UK –The Animal Health and Veterinary Authority (AHVLA) has released its report on the Ramsgate incident which saw 44 animals shot and several drown.
Published today (Tuesday), the report outlines the chronological order of the events that took place and includes a policy review and key action points to prevent a repeat occurrence, but the NFU has said that questions still remain to be addressed.
A severe breakdown in communication and protocol is detailed in the report which initially saw port officials react to a crowded wagon of sheep and subsequent errors resulting in sheep drowning after being reloaded onto one wagon.
Offences apply to the sheep, which were thought to be unfit for transportation, and the vehicle used which was later termed ‘inappropriate’.
Issues around contingency plans after shipment problems had been identified are discussed in the AHVLA report which the Agency acknowledge were not suffient.
The timeline at Ramsgate Port, Kent back on 12 September link the RSPCA to the unloading of the livestock at the port.

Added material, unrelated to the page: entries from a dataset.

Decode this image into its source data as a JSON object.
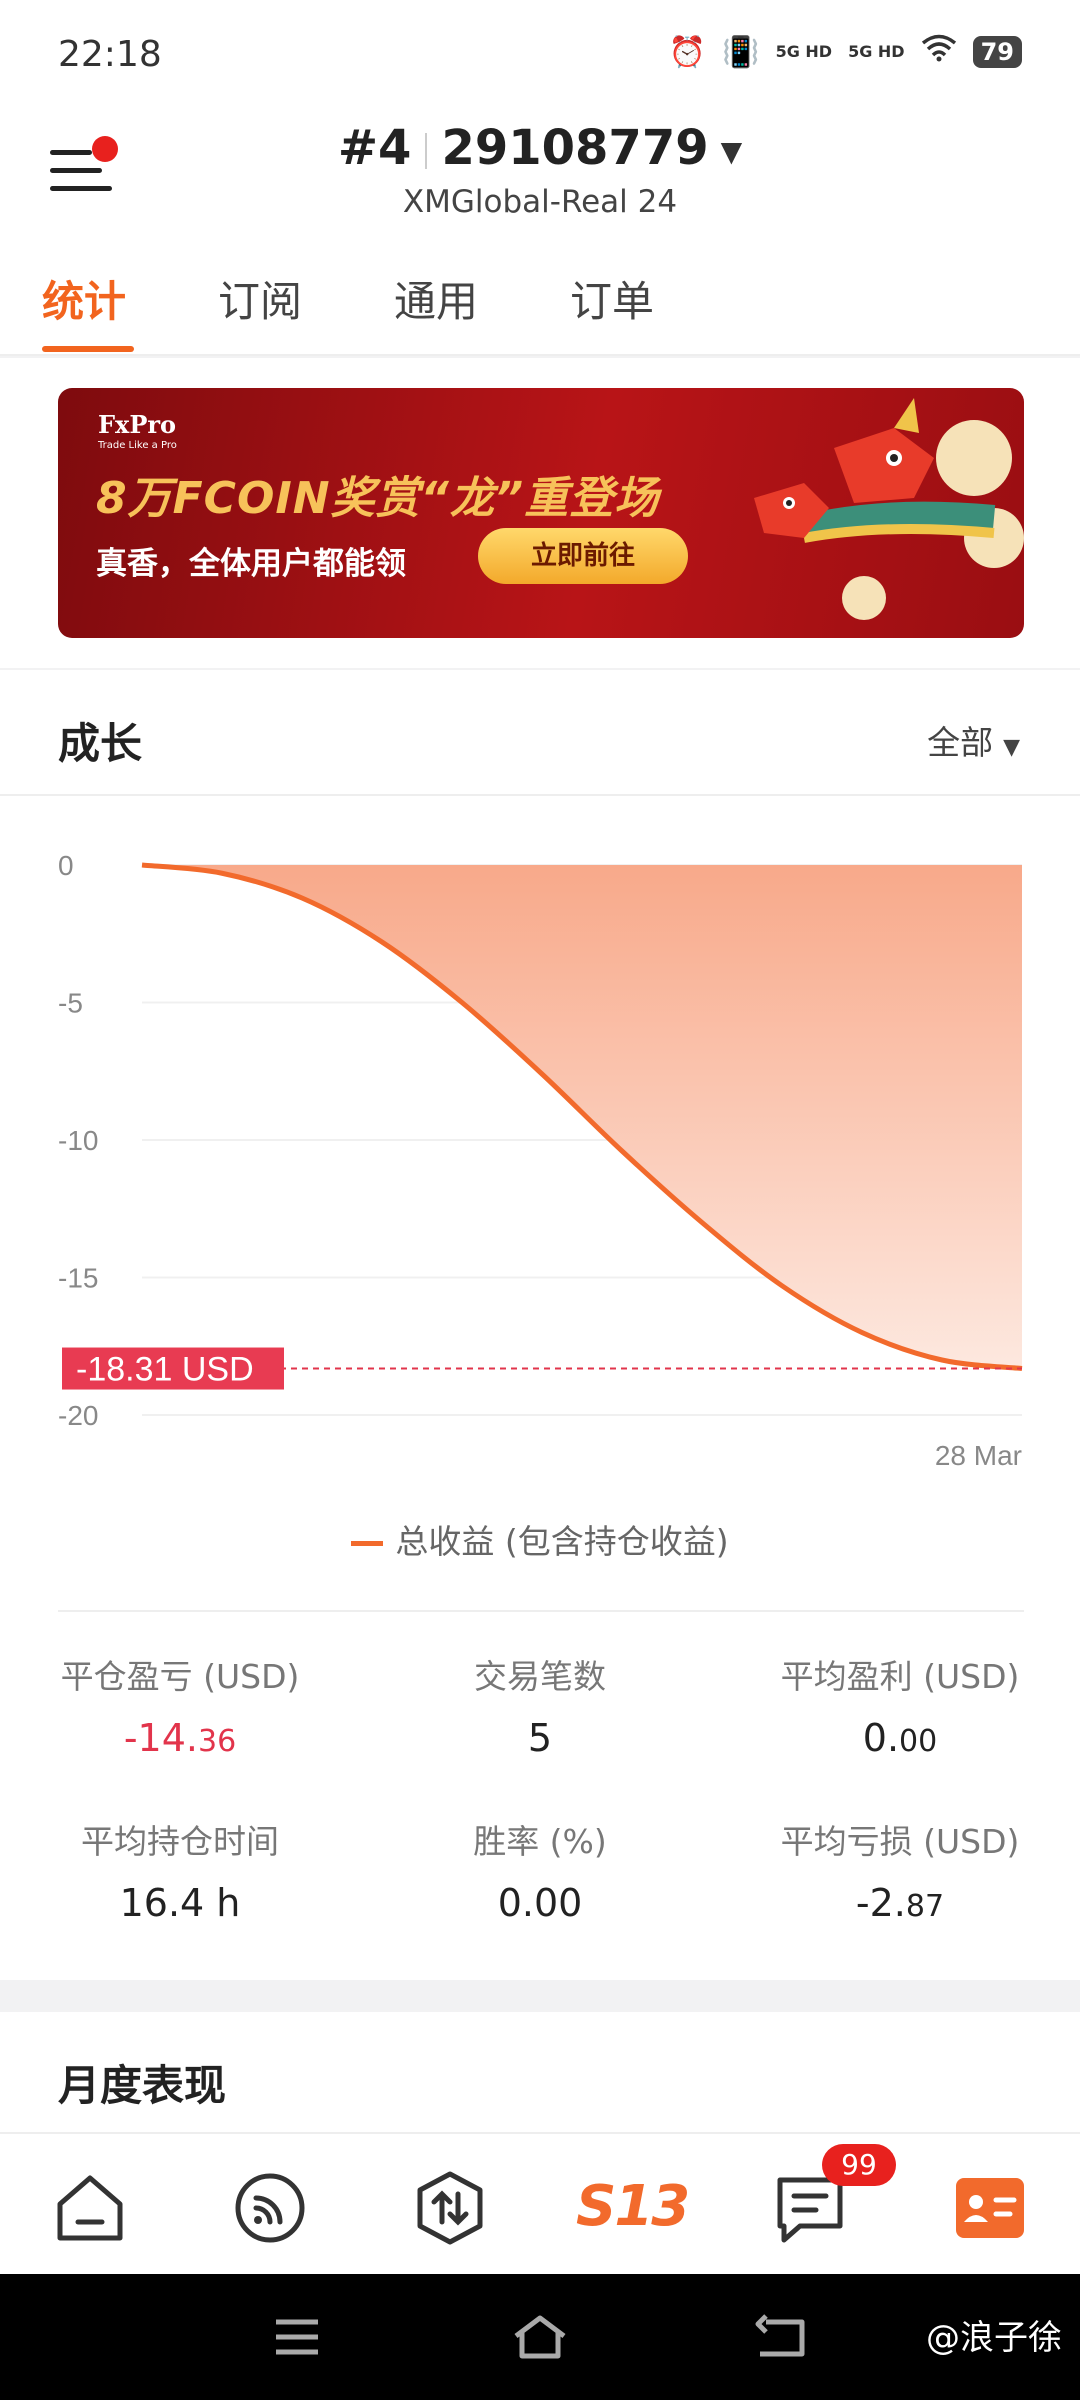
{
  "status_bar": {
    "time": "22:18",
    "net1": "5G HD",
    "net2": "5G HD",
    "battery": "79"
  },
  "header": {
    "account_prefix": "#4",
    "account_number": "29108779",
    "server": "XMGlobal-Real 24"
  },
  "tabs": [
    {
      "label": "统计"
    },
    {
      "label": "订阅"
    },
    {
      "label": "通用"
    },
    {
      "label": "订单"
    }
  ],
  "banner": {
    "brand": "FxPro",
    "brand_sub": "Trade Like a Pro",
    "title": "8万FCOIN奖赏“龙”重登场",
    "text": "真香，全体用户都能领",
    "button": "立即前往"
  },
  "growth": {
    "title": "成长",
    "filter": "全部"
  },
  "chart_data": {
    "type": "area",
    "y_ticks": [
      "0",
      "-5",
      "-10",
      "-15",
      "-20"
    ],
    "ylim": [
      -20,
      0
    ],
    "x_labels": [
      "28 Mar"
    ],
    "series": [
      {
        "name": "总收益 (包含持仓收益)",
        "color": "#f26a2c",
        "values": [
          0,
          -0.3,
          -1.2,
          -2.8,
          -5.0,
          -7.6,
          -10.4,
          -13.0,
          -15.3,
          -17.0,
          -18.0,
          -18.31
        ]
      }
    ],
    "current_label": "-18.31 USD",
    "current_value": -18.31
  },
  "legend": {
    "label": "总收益 (包含持仓收益)"
  },
  "stats": [
    {
      "label": "平仓盈亏 (USD)",
      "int": "-14.",
      "dec": "36",
      "negative": true
    },
    {
      "label": "交易笔数",
      "int": "5",
      "dec": "",
      "negative": false
    },
    {
      "label": "平均盈利 (USD)",
      "int": "0.",
      "dec": "00",
      "negative": false
    },
    {
      "label": "平均持仓时间",
      "int": "16.4 h",
      "dec": "",
      "negative": false
    },
    {
      "label": "胜率 (%)",
      "int": "0.00",
      "dec": "",
      "negative": false
    },
    {
      "label": "平均亏损 (USD)",
      "int": "-2.",
      "dec": "87",
      "negative": false
    }
  ],
  "monthly": {
    "title": "月度表现"
  },
  "bottom_nav": {
    "badge": "99",
    "s13": "S13"
  },
  "watermark": "@浪子徐"
}
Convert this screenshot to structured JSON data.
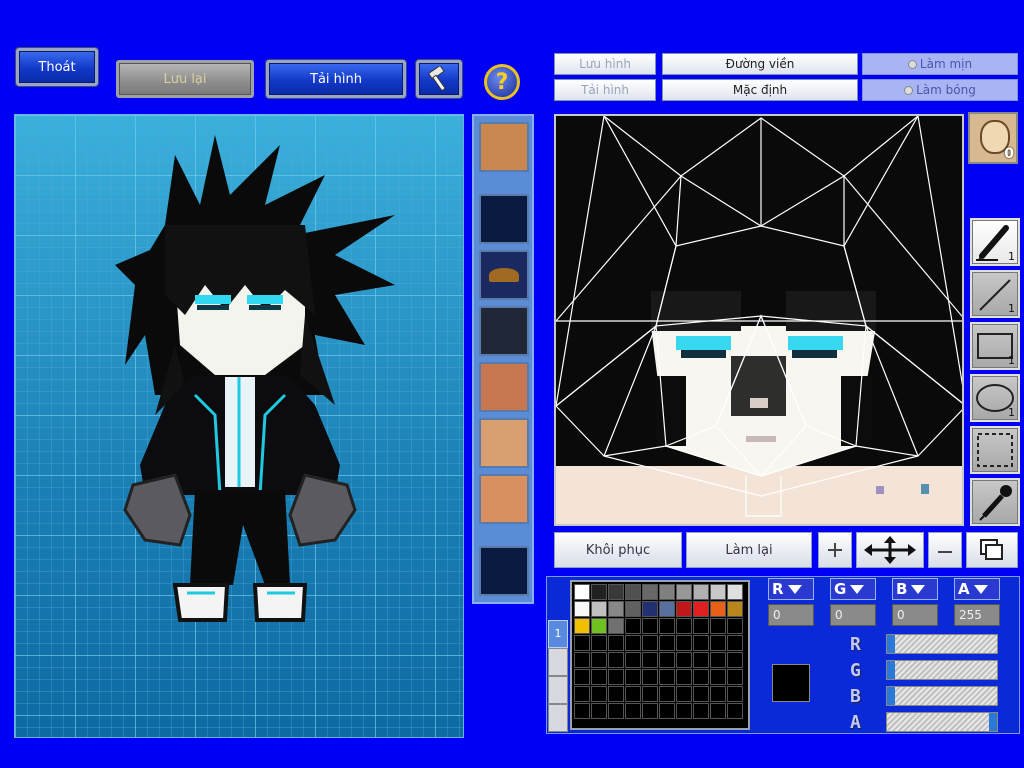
{
  "top_buttons": {
    "exit": "Thoát",
    "save": "Lưu lại",
    "reload": "Tải hình"
  },
  "right_toolbar": {
    "save_image": "Lưu hình",
    "outline": "Đường viền",
    "smooth": "Làm mịn",
    "load_image": "Tải hình",
    "default": "Mặc định",
    "shade": "Làm bóng"
  },
  "face_badge_count": "0",
  "tools": [
    {
      "name": "brush",
      "count": "1"
    },
    {
      "name": "line",
      "count": "1"
    },
    {
      "name": "rectangle",
      "count": "1"
    },
    {
      "name": "ellipse",
      "count": "1"
    },
    {
      "name": "selection",
      "count": ""
    },
    {
      "name": "eyedropper",
      "count": ""
    }
  ],
  "bottom_actions": {
    "restore": "Khôi phục",
    "redo": "Làm lại"
  },
  "color_channels": {
    "labels": [
      "R",
      "G",
      "B",
      "A"
    ],
    "values": [
      "0",
      "0",
      "0",
      "255"
    ]
  },
  "sliders": [
    {
      "label": "R",
      "value": 0
    },
    {
      "label": "G",
      "value": 0
    },
    {
      "label": "B",
      "value": 0
    },
    {
      "label": "A",
      "value": 255
    }
  ],
  "palette_tab": "1",
  "current_color": "#000000",
  "palette_colors": [
    "#ffffff",
    "#202020",
    "#383838",
    "#505050",
    "#686868",
    "#808080",
    "#989898",
    "#b0b0b0",
    "#c8c8c8",
    "#e0e0e0",
    "#f8f8f8",
    "#c0c0c0",
    "#888888",
    "#606060",
    "#203070",
    "#5870a0",
    "#c01818",
    "#e02020",
    "#e86018",
    "#b8861a",
    "#f0c000",
    "#70c020",
    "#707070"
  ]
}
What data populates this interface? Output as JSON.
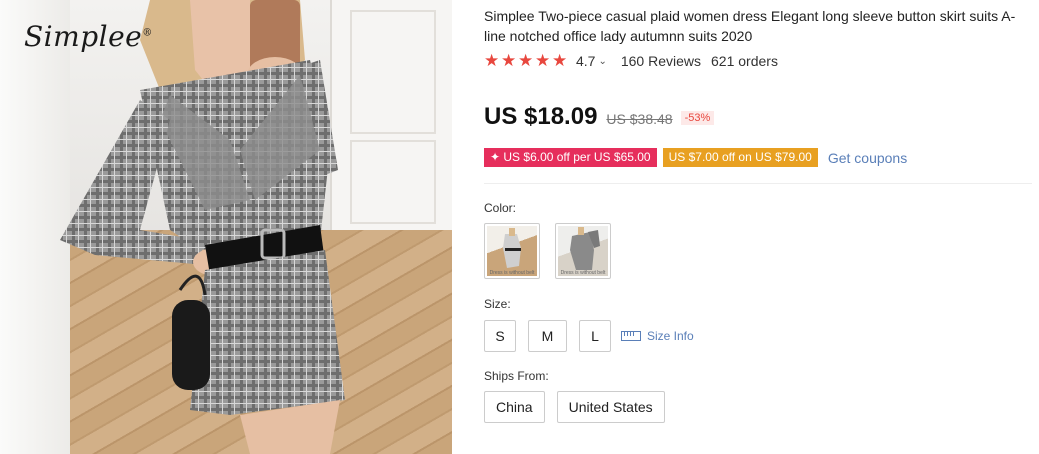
{
  "brand": {
    "logo_text": "Simplee",
    "logo_mark": "®"
  },
  "product": {
    "title": "Simplee Two-piece casual plaid women dress Elegant long sleeve button skirt suits A-line notched office lady autumnn suits 2020",
    "rating": "4.7",
    "rating_chevron": "⌄",
    "stars": 5,
    "reviews": "160 Reviews",
    "orders": "621 orders",
    "price": "US $18.09",
    "old_price": "US $38.48",
    "discount": "-53%"
  },
  "coupons": {
    "store_coupon": "✦ US $6.00 off per US $65.00",
    "select_coupon": "US $7.00 off on US $79.00",
    "get_coupons": "Get coupons"
  },
  "color": {
    "label": "Color:",
    "options": [
      {
        "caption": "Dress is without belt"
      },
      {
        "caption": "Dress is without belt"
      }
    ]
  },
  "size": {
    "label": "Size:",
    "options": [
      "S",
      "M",
      "L"
    ],
    "size_info": "Size Info"
  },
  "ships_from": {
    "label": "Ships From:",
    "options": [
      "China",
      "United States"
    ]
  },
  "colors": {
    "accent_red": "#e8473e",
    "coupon_red": "#e62e5c",
    "coupon_orange": "#e8a021",
    "link_blue": "#5a7fb8"
  }
}
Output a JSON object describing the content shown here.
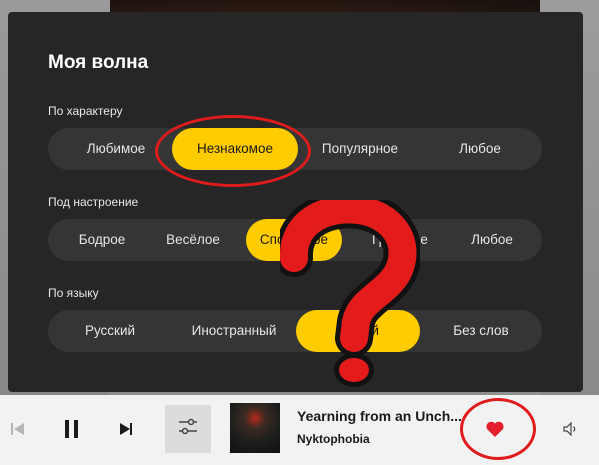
{
  "panel": {
    "title": "Моя волна",
    "sections": [
      {
        "label": "По характеру",
        "options": [
          "Любимое",
          "Незнакомое",
          "Популярное",
          "Любое"
        ],
        "selected": "Незнакомое"
      },
      {
        "label": "Под настроение",
        "options": [
          "Бодрое",
          "Весёлое",
          "Спокойное",
          "Грустное",
          "Любое"
        ],
        "selected": "Спокойное"
      },
      {
        "label": "По языку",
        "options": [
          "Русский",
          "Иностранный",
          "Любой",
          "Без слов"
        ],
        "selected": "Любой"
      }
    ]
  },
  "player": {
    "track_title": "Yearning from an Unch...",
    "artist": "Nyktophobia",
    "liked": true,
    "icons": [
      "prev-icon",
      "pause-icon",
      "next-icon",
      "equalizer-icon",
      "heart-icon",
      "volume-icon"
    ]
  },
  "colors": {
    "accent": "#ffcc00",
    "panel_bg": "#262626",
    "segment_bg": "#353535",
    "annotation": "#e01b1b",
    "heart": "#e31e2d"
  }
}
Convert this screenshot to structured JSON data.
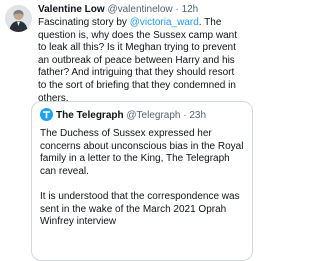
{
  "tweet": {
    "author_name": "Valentine Low",
    "author_handle": "@valentinelow",
    "separator": "·",
    "time": "12h",
    "text_before_mention": "Fascinating story by ",
    "mention": "@victoria_ward",
    "text_after_mention": ". The question is, why does the Sussex camp want to leak all this? Is it Meghan trying to prevent an outbreak of peace between Harry and his father? And intriguing that they should resort to the sort of briefing that they condemned in others."
  },
  "quoted_tweet": {
    "author_name": "The Telegraph",
    "author_handle": "@Telegraph",
    "separator": "·",
    "time": "23h",
    "paragraphs": [
      "The Duchess of Sussex expressed her concerns about unconscious bias in the Royal family in a letter to the King, The Telegraph can reveal.",
      "It is understood that the correspondence was sent in the wake of the March 2021 Oprah Winfrey interview"
    ]
  },
  "colors": {
    "text": "#0f1419",
    "secondary_text": "#536471",
    "link": "#1d9bf0",
    "border": "#cfd9de",
    "telegraph_logo_bg": "#1da1f2"
  },
  "icons": {
    "avatar": "author-avatar-photo",
    "quote_logo": "telegraph-logo-icon"
  }
}
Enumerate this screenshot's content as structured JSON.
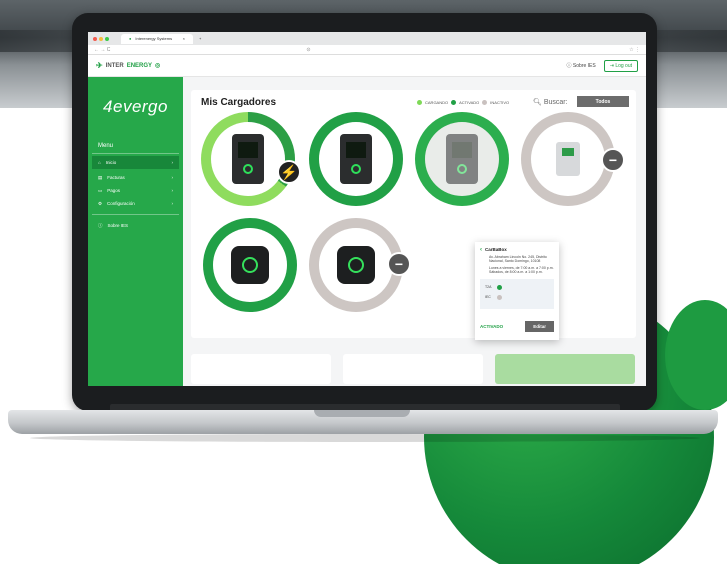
{
  "browser": {
    "tab_title": "Interenergy Systems",
    "tab_close": "×",
    "new_tab": "+",
    "nav": "← → C",
    "addr": "⊙",
    "addr_right": "☆ ⋮"
  },
  "header": {
    "brand_left": "INTER",
    "brand_right": "ENERGY",
    "about_label": "Sobre IES",
    "logout_label": "Log out"
  },
  "sidebar": {
    "logo_text": "4evergo",
    "menu_title": "Menu",
    "items": [
      {
        "label": "Inicio",
        "icon": "home-icon",
        "active": true
      },
      {
        "label": "Facturas",
        "icon": "invoice-icon",
        "active": false
      },
      {
        "label": "Pagos",
        "icon": "card-icon",
        "active": false
      },
      {
        "label": "Configuración",
        "icon": "gear-icon",
        "active": false
      }
    ],
    "about_label": "Sobre IES"
  },
  "main": {
    "title": "Mis Cargadores",
    "legend": [
      {
        "label": "CARGANDO",
        "color": "#7ed957"
      },
      {
        "label": "ACTIVADO",
        "color": "#21a046"
      },
      {
        "label": "INACTIVO",
        "color": "#c9c1bf"
      }
    ],
    "search_label": "Buscar:",
    "filter_label": "Todos"
  },
  "popup": {
    "title": "CarBaBox",
    "address": "Av. Abraham Lincoln No. 245, Distrito Nacional, Santo Domingo, 10108",
    "hours": "Lunes a viernes, de 7:00 a.m. a 7:00 p.m. Sábados, de 8:00 a.m. a 1:00 p.m.",
    "rows": [
      "T2A",
      "IEC"
    ],
    "status": "ACTIVADO",
    "edit_label": "Editar"
  },
  "colors": {
    "accent": "#21a046",
    "sidebar": "#26a84a",
    "charging": "#7ed957",
    "inactive": "#c9c1bf"
  }
}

NFU Deputy President, Meurig Raymond said: “We have been calling for this report to be released since the events in September. The report gives an insight into the events of that day but still leaves many questions to be answered, by both AHVLA and the RSPCA, who it appears exerted significant influence over government officials on the ground.”
“The NFU also still has questions about why the method of slaughter used by the RSPCA officers resulted in so much blood in the photographs that were taken and released to the media by the RSPCA. We cannot understand how the method of slaughter referred to in the report resulted in the blood patterns seen in the photographs.”
Future AHVLA action points include limiting changes allowed on journey logs once approved and to step up information sharing between the AHVLA and the Official Veterinarians (OV) who administerexport certificates.
Pledges have been made for the Agency to be on the scene of serious welfare incidents within an hour and to improve the service provided by the OV. Improvements to vehicle requirements will be undertaken across all forms of transporters.
The NFU has said it will fully digest the report and carry on working with Defra and the AHVLA to ensure that livestock is traded freely but within the confines of appropriate animal welfare controls.